With the Taj Mahal eclipsing it, one can without much of a stretch overlook that Agra has one of the best Mughal posts in India. Strolling through a great many yards of this palatial red-sandstone and marble post, your shock develops as the size of what was worked here starts to soak in.
Development along the bank of the Yamuna River was started by Emperor Akbar in 1565 on the site of a prior fortification. Further increases were made, especially by his grandson Shah Jahan, utilizing his preferred structure material – white marble. The fortification was constructed basically as a military structure, yet Shah Jahan changed it into a castle, and later it turned into his overlaid jail for a long time after his child Aurangzeb held onto power in 1658.
The ear-molded fortress’ giant twofold dividers rise more than 20m and measure 2.5km in perimeter. The Yamuna River initially streamed along the straight eastern edge of the stronghold, and the rulers had their own washing ghats here. It contains a labyrinth of structures, framing a city inside a city, including immense underground segments, however a considerable lot of the structures were devastated throughout the years by Nadir Shah, the Marathas, the Jats, lastly the British, who utilized the fortification as a battalion. Indeed, even today, a great part of the post is utilized by the military and is forbidden to the overall population.
The Amar Singh Gate toward the south is the sole passage highlight the stronghold nowadays and where you purchase your passageway ticket. Its dogleg configuration was intended to befuddle aggressors who made it past the main line of resistance – the crocodile-swarmed channel.
Following the plain processional way, you arrive at a door and the gigantic red-sandstone Jehangir’s Palace on the right. Before the castle is Hauz-I-Jehangir, a gigantic bowl cut out of a solitary square of stone, which was utilized for washing. The castle was likely worked by Akbar for his child Jehangir. With tall stone columns and corner sections, it mixes Indian and Central Asian structural styles, a token of the Mughals’ Turkestani social roots.
Further along the eastern edge of the post, you’ll discover the Khas Mahal, a wonderful marble structure and pool that shaped the living quarters of Shah Jahan. Taj sees are surrounded in the resplendent marble flame broils.
The enormous yard here is Anguri Bagh, a nursery that has been rejuvenated back lately. In the yard is a harmless looking passageway – presently secured – that drives a stairway into a two-story maze of underground rooms and ways where Akbar used to keep his 500-in number collection of mistresses. On the upper east corner of the yard, you can get a brief look at the Shish Mahal (Mirror Palace), with dividers decorated with little mirrors.

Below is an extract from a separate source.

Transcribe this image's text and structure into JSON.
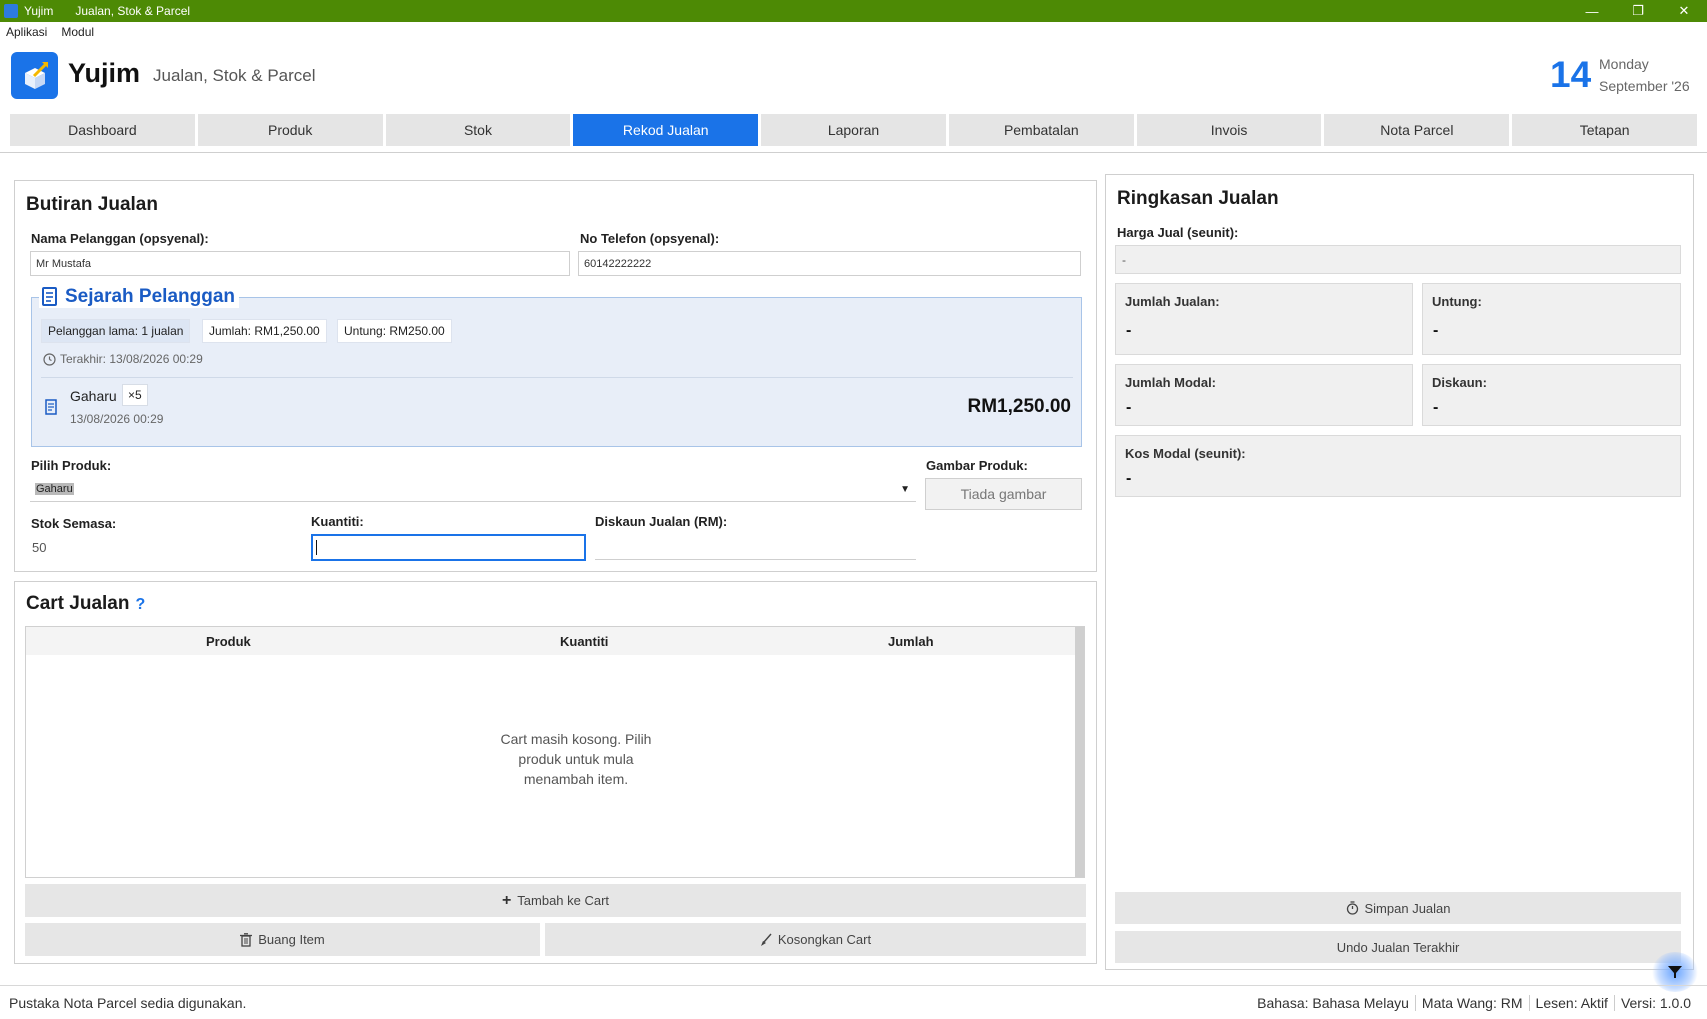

Just toward the north of the Khas Mahal is the Mathamman (Shah) Burj, the awesome white-marble octagonal pinnacle and castle where Shah Jahan was detained for a long time until his passing in 1666, and from where he could look out at the Taj Mahal, the burial chamber of his significant other. At the point when he passed on, Shah Jahan’s body was taken from here by vessel to the Taj. The now-shut Mina Masjid filled in as Shah Jahan’s private mosque.
As you enter the enormous patio, along the eastern mass of the fortification, is Diwan-I-Khas (Hall of Private Audiences), which was held for significant dignitaries or outside delegates. The lobby once housed Shah Jahan’s incredible Peacock Throne, which was inset with valuable stones – including the well known Koh-I-Noor precious stone. The seat was taken to Delhi by Aurangzeb, at that point to Iran in 1739 by Nadir Shah and disassembled after his death in 1747. Ignoring the stream and the inaccessible Taj Mahal is Takhti-I-Jehangir, an immense section of dark stone with an engraving around the edge. The seat that remained here was made for Jehangir when he was Prince Salim.
Following the north side of the patio, a side entryway prompts the minuscule yet perfect white-marbled Nagina Masjid (Gem Mosque), worked in 1635 by Shah Jahan for the women of the court. Down underneath was the Ladies’ Bazaar, where the court women purchased their products.
A shrouded entryway close to the mosque leave drives down to the scallop-molded curves of the enormous, open Diwan-I-Am, which was utilized by Shah Jahan for local government business, and highlights a perfectly improved royal chamber where the head tuned in to applicants. Before it is the little and rather incomprehensible grave of John Colvin, a lieutenant-legislative leader of the northwest regions who passed on of an ailment while protecting in the fortress during the 1857 First War of Independence. Toward the north is the Moti Masjid, presently forbidden to guests. From here head back to the Amar Singh entryway.
You can stroll to the fortification from Taj Ganj by means of the verdant Shah Jahan Park, or take an autorickshaw for ₹80. Food isn’t permitted into the post. The fortress opens 30 minutes before dawn; the ticket office opens 15 minutes before that. The last section is 30 minutes before dusk.